Trinity News and Sermons

08/17/14 Sermon Bullets

  • On our front landing of the steps at 31st Avenue there is a bench with a beautiful mosaic on it, conceived, designed and created by several of our Trinity family members. On it, you will find in the middle, an ancient symbol of the Trinity. To the right of that is the Cross of Christ. To the left of the Trinity symbol you will find a Star of David, symbol of the Jewish faith, and to the left of that, you will find the star and crescent, symbol of Islam.
  • These symbols represent the three monotheistic faiths, the three faiths that claim Abraham as their father.
  •  It is appropriate that we have these three in such a prominent place, as it represents our tag line of All Are Welcome and shares that our Trinity family includes those who are Jewish and those who are Muslim, as well as the many of us who are Christians. In fact, Jewish and Muslim persons participate in our life together in various ways. On this bench, we share that All Are Welcome.
  • There have been various reactions to this bench, from many who marvel that we are able to share our love with each other in this way to comments like “That is an evil place” and “Christ does not dwell in that place.”
  • Nothing could be further from the truth!
  • One of the things that makes me most proud of our congregation is our great diversity. We have life-long Lutheran Christians (myself being one of them); persons new to the Christian faith; those who are faithful Christians and also practice Buddhist meditation; Jewish and Muslim persons; those who are pretty certain of what they believe; those who have doubts; and those who just aren’t sure, but want to be a part of our loving fellowship. As I say in on our website, my job is to walk with each of you on this journey, helping you to explore what God wants you to be and do. NOT to judge you.
  • Let me be clear: You are going to hear a Lutheran Christian proclamation of the gospel of God’s unconditional love in sermons, bible study and counseling from me. That is who I am and what I am called to represent. This is a Lutheran Christian congregation. But ALL ARE WELCOME!
  • In today’s gospel lesson, Jesus teaches that it is things that come OUT of us that can be evil: murder, slander, theft, false witness, etc. Sometimes in our desire to be totally “right” we can say things that are not true.
  • Later in the gospel lesson we have this strange story of Jesus seeming to withhold God’s love – totally different from the way he acts at other times: “I was sent only to the lost sheep of the house of Israel.” 25But she came and knelt before him, saying, “Lord, help me.” 26He answered, “It is not fair to take the children’s food and throw it to the dogs.” This seems so harsh! Why would he exclude someone from the gifts of healing that he can share? (Perhaps to teach us a lesson?) But then, who would want to have a relationship with THAT kind of God? What if the woman went away empty?
  • But she did NOT go away empty. She persisted: 27She said, “Yes, Lord, yet even the dogs eat the crumbs that fall from their masters’ table.” She would NOT take no for an answer. She KNEW that Jesus could heal her daughter of the demon. She did not give up. And Jesus gave her that for which she asked. Great is your faith, oh woman. Your daughter is healed!

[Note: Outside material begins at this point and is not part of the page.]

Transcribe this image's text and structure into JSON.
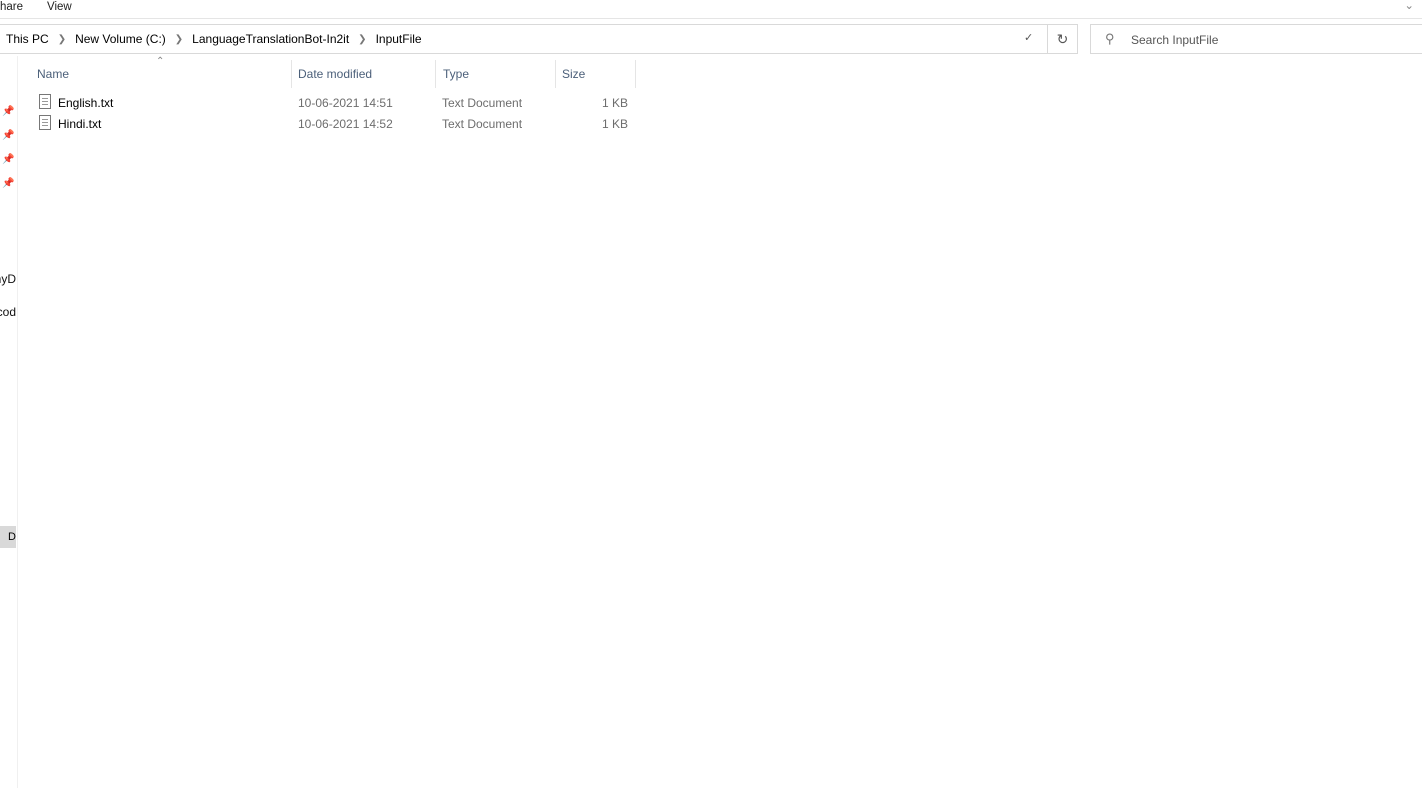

  • Sometimes in our Christian lives we may respond the way Jesus did in this story initially: They don’t deserve God’s love. They have not shown the right kind of faith. Let’s exclude them from the fellowship. This gift of grace is too precious to be wasted on those who will not appreciate it for what it is.

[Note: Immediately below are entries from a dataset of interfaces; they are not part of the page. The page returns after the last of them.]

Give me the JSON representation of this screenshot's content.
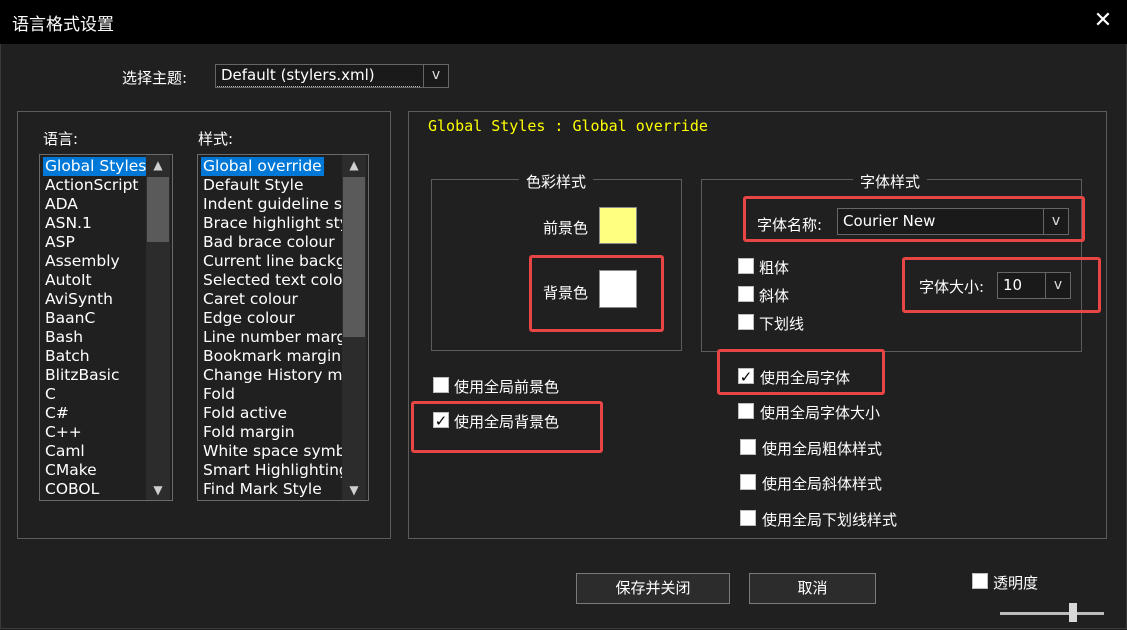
{
  "window": {
    "title": "语言格式设置",
    "close_glyph": "✕"
  },
  "theme": {
    "label": "选择主题:",
    "value": "Default (stylers.xml)",
    "arrow": "v"
  },
  "languages": {
    "label": "语言:",
    "selected_index": 0,
    "items": [
      "Global Styles",
      "ActionScript",
      "ADA",
      "ASN.1",
      "ASP",
      "Assembly",
      "AutoIt",
      "AviSynth",
      "BaanC",
      "Bash",
      "Batch",
      "BlitzBasic",
      "C",
      "C#",
      "C++",
      "Caml",
      "CMake",
      "COBOL"
    ],
    "scroll_position": 0.0
  },
  "styles": {
    "label": "样式:",
    "selected_index": 0,
    "items": [
      "Global override",
      "Default Style",
      "Indent guideline sty",
      "Brace highlight style",
      "Bad brace colour",
      "Current line backgro",
      "Selected text colour",
      "Caret colour",
      "Edge colour",
      "Line number margin",
      "Bookmark margin",
      "Change History mar",
      "Fold",
      "Fold active",
      "Fold margin",
      "White space symbol",
      "Smart Highlighting",
      "Find Mark Style"
    ],
    "scroll_position": 0.0
  },
  "group_title": "Global Styles : Global override",
  "color_style": {
    "legend": "色彩样式",
    "foreground_label": "前景色",
    "foreground_color": "#ffff80",
    "background_label": "背景色",
    "background_color": "#ffffff"
  },
  "font_style": {
    "legend": "字体样式",
    "font_name_label": "字体名称:",
    "font_name_value": "Courier New",
    "font_size_label": "字体大小:",
    "font_size_value": "10",
    "bold_label": "粗体",
    "bold_checked": false,
    "italic_label": "斜体",
    "italic_checked": false,
    "underline_label": "下划线",
    "underline_checked": false,
    "combo_arrow": "v"
  },
  "global_options": {
    "use_global_fg_label": "使用全局前景色",
    "use_global_fg_checked": false,
    "use_global_bg_label": "使用全局背景色",
    "use_global_bg_checked": true,
    "use_global_font_label": "使用全局字体",
    "use_global_font_checked": true,
    "use_global_font_size_label": "使用全局字体大小",
    "use_global_font_size_checked": false,
    "use_global_bold_label": "使用全局粗体样式",
    "use_global_bold_checked": false,
    "use_global_italic_label": "使用全局斜体样式",
    "use_global_italic_checked": false,
    "use_global_underline_label": "使用全局下划线样式",
    "use_global_underline_checked": false
  },
  "buttons": {
    "save_close": "保存并关闭",
    "cancel": "取消"
  },
  "transparency": {
    "label": "透明度",
    "checked": false,
    "level": 0.7
  },
  "check_glyph": "✓",
  "highlight_color": "#e84545"
}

  • We do this sometimes when we exclude people from baptism, from the table, from worship. How many have been a part of churches where absolute RIGHT BELIEF was required before one was allowed to receive the Body and Blood of Jesus?
  • People, even religious leaders, do this with the right intention – wanting to be faithful and not water down our theology. They do not mean harm. But harm can and is done.
  • The very first sermon in my very first parish began with these words: You win more flies with honey than you do with vinegar. For me, our task is not to be sitting in judgment of persons, excluding them or kicking them off the path of discovery about our loving God, the One who raised Jesus from the dead! For me, our task is to woe people into a deep abiding relationship with this God found in Jesus – to show in the way we treat others, even those who believe differently from us, that God loves them and claims them. For me, this expression of God’s love is found completely in Jesus of Nazareth, crucified and risen. Our task is to share this love with everyone!